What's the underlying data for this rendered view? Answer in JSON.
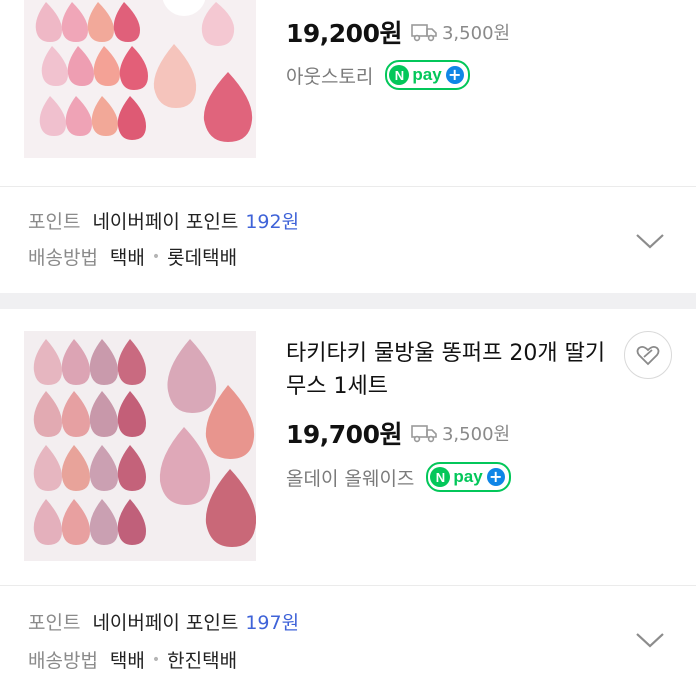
{
  "product1": {
    "price": "19,200원",
    "shipping_fee": "3,500원",
    "store": "아웃스토리",
    "npay_label": "pay",
    "npay_n": "N",
    "points_label": "포인트",
    "points_source": "네이버페이 포인트",
    "points_value": "192원",
    "delivery_label": "배송방법",
    "delivery_type": "택배",
    "courier": "롯데택배"
  },
  "product2": {
    "title": "타키타키 물방울 똥퍼프 20개 딸기무스 1세트",
    "price": "19,700원",
    "shipping_fee": "3,500원",
    "store": "올데이 올웨이즈",
    "npay_label": "pay",
    "npay_n": "N",
    "points_label": "포인트",
    "points_source": "네이버페이 포인트",
    "points_value": "197원",
    "delivery_label": "배송방법",
    "delivery_type": "택배",
    "courier": "한진택배"
  },
  "colors": {
    "npay_green": "#03c75a",
    "points_blue": "#3f63d8",
    "plus_blue": "#0f86e6"
  },
  "icons": [
    "truck-icon",
    "chevron-down-icon",
    "heart-tag-icon",
    "npay-badge"
  ]
}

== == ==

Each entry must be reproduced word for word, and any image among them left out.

What's the underlying data for this rendered view? Answer in JSON.
{
  "product1": {
    "price": "19,200원",
    "shipping_fee": "3,500원",
    "store": "아웃스토리",
    "npay_label": "pay",
    "npay_n": "N",
    "points_label": "포인트",
    "points_source": "네이버페이 포인트",
    "points_value": "192원",
    "delivery_label": "배송방법",
    "delivery_type": "택배",
    "courier": "롯데택배"
  },
  "product2": {
    "title": "타키타키 물방울 똥퍼프 20개 딸기무스 1세트",
    "price": "19,700원",
    "shipping_fee": "3,500원",
    "store": "올데이 올웨이즈",
    "npay_label": "pay",
    "npay_n": "N",
    "points_label": "포인트",
    "points_source": "네이버페이 포인트",
    "points_value": "197원",
    "delivery_label": "배송방법",
    "delivery_type": "택배",
    "courier": "한진택배"
  },
  "colors": {
    "npay_green": "#03c75a",
    "points_blue": "#3f63d8",
    "plus_blue": "#0f86e6"
  },
  "icons": [
    "truck-icon",
    "chevron-down-icon",
    "heart-tag-icon",
    "npay-badge"
  ]
}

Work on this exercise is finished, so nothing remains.